Two additional characters that benefit from Sorkin’s rendering are Tom Robinson, the defendant, and the Finch family’s housekeeper, Calpurnia. Compared with the book, these two black characters are bestowed a more palpable heroism and are liberated via the provisioning of lines that peek into their psyches, extending to the way they see themselves with respect to their white counterparts, and how the trial is poignantly affecting them. The credit for this successful reimagining also belongs to the performers playing them; for instance, Jacqueline Williams channels an intrepidness within Calpurnia, who is expressed wholesomely and unabashedly even if it might be at diametric ends with Atticus’s perception that there is some part in everybody which is inherently good. Yaegel T. Welch, moreover, makes for a more well-rounded Tom Robinson who, besides being at the wrong end of justice, and having us on the edge of our seats in his retelling of events in the courtroom, is conscientious and astute about the racial power dynamics enfolding him (e.g., “I was guilty as soon I was accused”).

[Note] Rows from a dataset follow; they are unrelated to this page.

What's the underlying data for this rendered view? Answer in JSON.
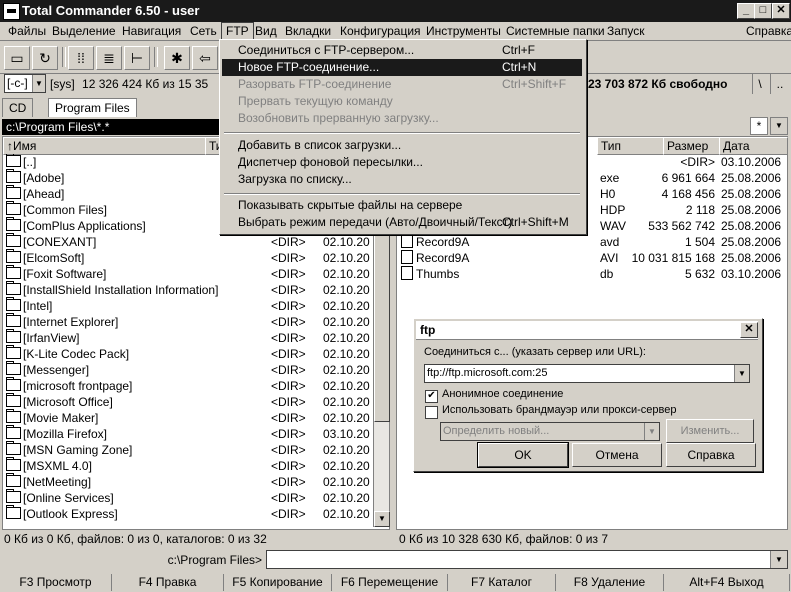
{
  "window": {
    "title": "Total Commander 6.50 - user"
  },
  "menubar": {
    "items": [
      "Файлы",
      "Выделение",
      "Навигация",
      "Сеть",
      "FTP",
      "Вид",
      "Вкладки",
      "Конфигурация",
      "Инструменты",
      "Системные папки",
      "Запуск"
    ],
    "help": "Справка"
  },
  "drivebar": {
    "left_drive": "[-c-]",
    "left_label": "[sys]",
    "left_free": "12 326 424 Кб из 15 35",
    "right_free": "23 703 872 Кб свободно",
    "root": "\\",
    "up": ".."
  },
  "tabs": {
    "cd": "CD",
    "program_files": "Program Files"
  },
  "left_panel": {
    "path": "c:\\Program Files\\*.*",
    "headers": {
      "name": "↑Имя",
      "type": "Ти"
    },
    "rows": [
      {
        "name": "[..]",
        "size": "",
        "date": ""
      },
      {
        "name": "[Adobe]",
        "size": "",
        "date": ""
      },
      {
        "name": "[Ahead]",
        "size": "",
        "date": ""
      },
      {
        "name": "[Common Files]",
        "size": "",
        "date": ""
      },
      {
        "name": "[ComPlus Applications]",
        "size": "",
        "date": ""
      },
      {
        "name": "[CONEXANT]",
        "size": "<DIR>",
        "date": "02.10.20"
      },
      {
        "name": "[ElcomSoft]",
        "size": "<DIR>",
        "date": "02.10.20"
      },
      {
        "name": "[Foxit Software]",
        "size": "<DIR>",
        "date": "02.10.20"
      },
      {
        "name": "[InstallShield Installation Information]",
        "size": "<DIR>",
        "date": "02.10.20"
      },
      {
        "name": "[Intel]",
        "size": "<DIR>",
        "date": "02.10.20"
      },
      {
        "name": "[Internet Explorer]",
        "size": "<DIR>",
        "date": "02.10.20"
      },
      {
        "name": "[IrfanView]",
        "size": "<DIR>",
        "date": "02.10.20"
      },
      {
        "name": "[K-Lite Codec Pack]",
        "size": "<DIR>",
        "date": "02.10.20"
      },
      {
        "name": "[Messenger]",
        "size": "<DIR>",
        "date": "02.10.20"
      },
      {
        "name": "[microsoft frontpage]",
        "size": "<DIR>",
        "date": "02.10.20"
      },
      {
        "name": "[Microsoft Office]",
        "size": "<DIR>",
        "date": "02.10.20"
      },
      {
        "name": "[Movie Maker]",
        "size": "<DIR>",
        "date": "02.10.20"
      },
      {
        "name": "[Mozilla Firefox]",
        "size": "<DIR>",
        "date": "03.10.20"
      },
      {
        "name": "[MSN Gaming Zone]",
        "size": "<DIR>",
        "date": "02.10.20"
      },
      {
        "name": "[MSXML 4.0]",
        "size": "<DIR>",
        "date": "02.10.20"
      },
      {
        "name": "[NetMeeting]",
        "size": "<DIR>",
        "date": "02.10.20"
      },
      {
        "name": "[Online Services]",
        "size": "<DIR>",
        "date": "02.10.20"
      },
      {
        "name": "[Outlook Express]",
        "size": "<DIR>",
        "date": "02.10.20"
      }
    ],
    "status": "0 Кб из 0 Кб, файлов: 0 из 0, каталогов: 0 из 32"
  },
  "right_panel": {
    "star": "*",
    "headers": {
      "type": "Тип",
      "size": "Размер",
      "date": "Дата"
    },
    "rows": [
      {
        "name": "",
        "type": "",
        "size": "<DIR>",
        "date": "03.10.2006"
      },
      {
        "name": "",
        "type": "exe",
        "size": "6 961 664",
        "date": "25.08.2006"
      },
      {
        "name": "",
        "type": "H0",
        "size": "4 168 456",
        "date": "25.08.2006"
      },
      {
        "name": "",
        "type": "HDP",
        "size": "2 118",
        "date": "25.08.2006"
      },
      {
        "name": "",
        "type": "WAV",
        "size": "533 562 742",
        "date": "25.08.2006"
      },
      {
        "name": "Record9A",
        "type": "avd",
        "size": "1 504",
        "date": "25.08.2006"
      },
      {
        "name": "Record9A",
        "type": "AVI",
        "size": "10 031 815 168",
        "date": "25.08.2006"
      },
      {
        "name": "Thumbs",
        "type": "db",
        "size": "5 632",
        "date": "03.10.2006"
      }
    ],
    "status": "0 Кб из 10 328 630 Кб, файлов: 0 из 7"
  },
  "cmdline": {
    "path": "c:\\Program Files>",
    "value": ""
  },
  "fkeys": [
    "F3 Просмотр",
    "F4 Правка",
    "F5 Копирование",
    "F6 Перемещение",
    "F7 Каталог",
    "F8 Удаление",
    "Alt+F4 Выход"
  ],
  "ftp_menu": {
    "items": [
      {
        "label": "Соединиться с FTP-сервером...",
        "shortcut": "Ctrl+F"
      },
      {
        "label": "Новое FTP-соединение...",
        "shortcut": "Ctrl+N"
      },
      {
        "label": "Разорвать FTP-соединение",
        "shortcut": "Ctrl+Shift+F"
      },
      {
        "label": "Прервать текущую команду",
        "shortcut": ""
      },
      {
        "label": "Возобновить прерванную загрузку...",
        "shortcut": ""
      },
      {
        "label": "Добавить в список загрузки...",
        "shortcut": ""
      },
      {
        "label": "Диспетчер фоновой пересылки...",
        "shortcut": ""
      },
      {
        "label": "Загрузка по списку...",
        "shortcut": ""
      },
      {
        "label": "Показывать скрытые файлы на сервере",
        "shortcut": ""
      },
      {
        "label": "Выбрать режим передачи (Авто/Двоичный/Текст)",
        "shortcut": "Ctrl+Shift+M"
      }
    ]
  },
  "ftp_dialog": {
    "title": "ftp",
    "prompt": "Соединиться с... (указать сервер или URL):",
    "url": "ftp://ftp.microsoft.com:25",
    "anon_label": "Анонимное соединение",
    "anon_checked": true,
    "proxy_label": "Использовать брандмауэр или прокси-сервер",
    "proxy_checked": false,
    "proxy_select": "Определить новый...",
    "change_label": "Изменить...",
    "ok": "OK",
    "cancel": "Отмена",
    "help": "Справка"
  }
}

Other notable performers include Richard Poe as Judge Taylor who evokes suitable laughter with well-timed quips amid the serious goings-on, David Christopher Wells as the reasonable and matter-of-fact Sheriff Heck Tate, Luke Smith as the unscrupulous prosecutor Horace Gilmer, and Jeff Still as the extraordinarily percipient and discerning Link Deas. Lastly, in what is an absolute treat for audiences, Mary Badham, who received an Oscar nomination for her delineation of Scout in the 1962 film, is in the play as the hot-temperedly racist, morphine-dependent, and doddering Mrs. Henry Dubose. Although not as heinous as Bob Ewell, Mrs. Dubose is representative of the type of person who is incorrigible and not worth affording the benefit of the doubt to. This axiom, which ultimately contrasts with the novel’s indiscriminately forgiving message, is especially clear to Jem and Calpurnia, though one that the civil-minded Atticus has some difficulty grasping.

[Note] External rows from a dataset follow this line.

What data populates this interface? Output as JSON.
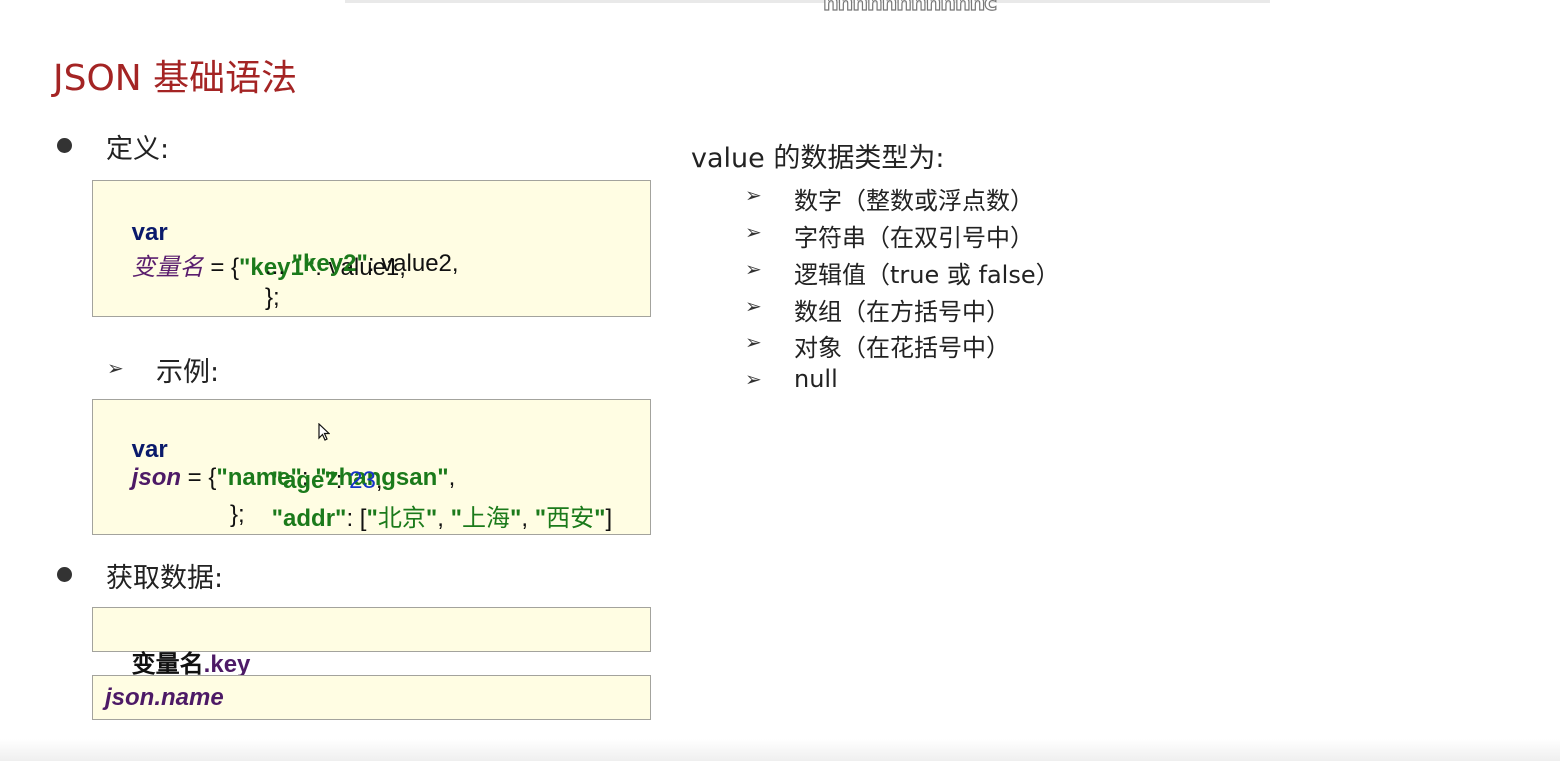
{
  "watermark": "nnnnnnnnnnnc",
  "slide": {
    "title": "JSON 基础语法",
    "definition_heading": "定义:",
    "example_heading": "示例:",
    "getdata_heading": "获取数据:"
  },
  "definition_code": {
    "var": "var",
    "varname": "变量名",
    "eq_open": " = {",
    "key1": "\"key1\"",
    "val1": ": value1,",
    "key2": "\"key2\"",
    "val2": ": value2,",
    "dots": "...",
    "close": "};"
  },
  "example_code": {
    "var": "var",
    "name": "json",
    "eq_open": " = {",
    "k_name": "\"name\"",
    "colon1": ": ",
    "v_name": "\"zhangsan\"",
    "comma1": ",",
    "k_age": "\"age\"",
    "colon2": ": ",
    "v_age": "23",
    "comma2": ",",
    "k_addr": "\"addr\"",
    "colon3": ": [",
    "q": "\"",
    "city1": "北京",
    "city2": "上海",
    "city3": "西安",
    "sep": ", ",
    "bracket_close": "]",
    "close": "};"
  },
  "access1": {
    "varname": "变量名",
    "prop": ".key"
  },
  "access2": {
    "text": "json.name"
  },
  "value_types": {
    "heading": "value 的数据类型为:",
    "items": [
      "数字（整数或浮点数）",
      "字符串（在双引号中）",
      "逻辑值（true 或 false）",
      "数组（在方括号中）",
      "对象（在花括号中）",
      "null"
    ]
  },
  "arrow_glyph": "➢"
}
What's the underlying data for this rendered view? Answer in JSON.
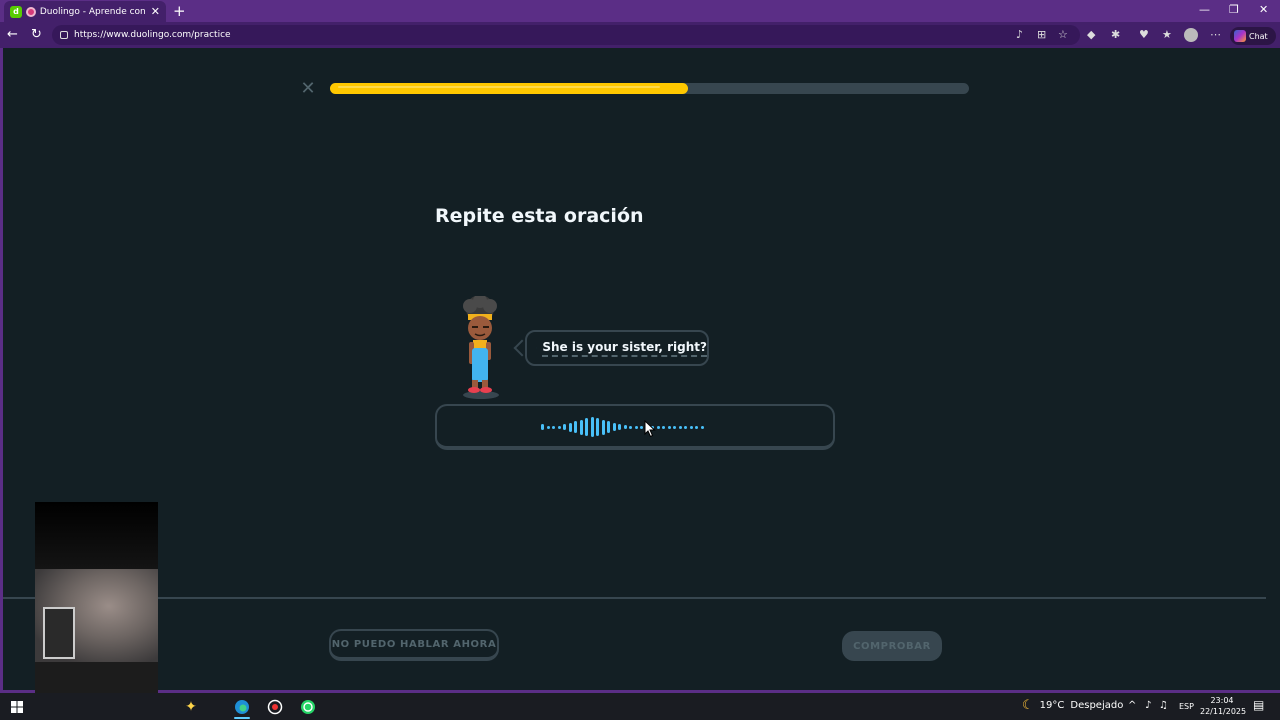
{
  "browser": {
    "tab_title": "Duolingo - Aprende con lec",
    "url": "https://www.duolingo.com/practice",
    "chat_label": "Chat"
  },
  "lesson": {
    "progress_percent": 56,
    "prompt": "Repite esta oración",
    "sentence": "She is your sister, right?",
    "skip_button": "NO PUEDO HABLAR AHORA",
    "check_button": "COMPROBAR",
    "accent_color": "#ffc800",
    "wave_color": "#49c0f8"
  },
  "taskbar": {
    "weather_temp": "19°C",
    "weather_desc": "Despejado",
    "language": "ESP",
    "time": "23:04",
    "date": "22/11/2025"
  }
}
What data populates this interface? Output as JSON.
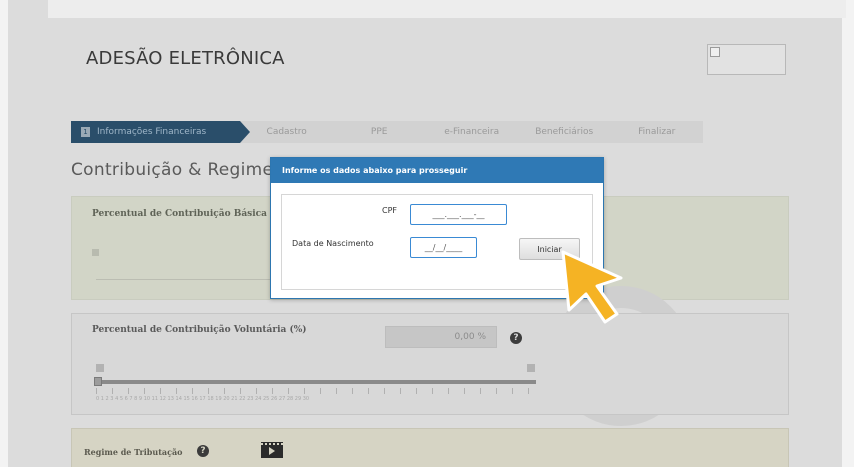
{
  "header": {
    "title": "ADESÃO ELETRÔNICA"
  },
  "steps": [
    {
      "num": "1",
      "label": "Informações Financeiras",
      "active": true
    },
    {
      "label": "Cadastro"
    },
    {
      "label": "PPE"
    },
    {
      "label": "e-Financeira"
    },
    {
      "label": "Beneficiários"
    },
    {
      "label": "Finalizar"
    }
  ],
  "section": {
    "title": "Contribuição & Regime d"
  },
  "basic": {
    "label": "Percentual de Contribuição Básica (%"
  },
  "voluntary": {
    "label": "Percentual de Contribuição Voluntária (%)",
    "value": "0,00 %",
    "help_icon": "question-circle-icon",
    "scale": "0 1 2 3 4 5 6 7 8 9 10 11 12 13 14 15 16 17 18 19 20 21 22 23 24 25 26 27 28 29 30"
  },
  "regime": {
    "label": "Regime de Tributação",
    "help_icon": "question-circle-icon",
    "video_icon": "video-icon"
  },
  "modal": {
    "title": "Informe os dados abaixo para prosseguir",
    "cpf_label": "CPF",
    "cpf_mask": "___.___.___-__",
    "dob_label": "Data de Nascimento",
    "dob_mask": "__/__/____",
    "submit_label": "Iniciar"
  },
  "colors": {
    "modal_header": "#2f79b5",
    "step_active": "#2a4e6a",
    "cursor": "#f5b324"
  }
}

Nevertheless, it is a realization that Atticus subtly acknowledges during his darkest tribulations — that only the helpless are worth saving, not those who bully and abuse the public’s trust. Certainly, Atticus is right when he remarks that he doesn’t “want [his children] hating people they disagree with,” but to be proudly racist, venomous, and horribly insensitive transcends mere disagreement to become its own unenviable category. This learning curve that Atticus must meet is a chink in his armor, and a portrayal that distinguishes Sorkin’s vision from Lee’s.
Overall, Sorkin’s realistic representation brings To Kill a Mockingbird, in good conscience, to the sphere of public discourse in 2022 where it deserves to be lauded for being captivating, brilliantly acted, and innovative in how it poetically retraces Lee’s classic alongside new commentary that make these indelible characters even more identifiable to us.
For further details about the national tour of To Kill a Mockingbird at the Hollywood Pantages Theatre, and to purchase tickets, please visit: broadwayinhollywood.com
For more information on the upcoming Dec. 27, 2022 – Jan 8, 2023 run of To Kill a Mockingbird at the Segerstrom Center for the Arts in Costa Mesa, visit: scfta.org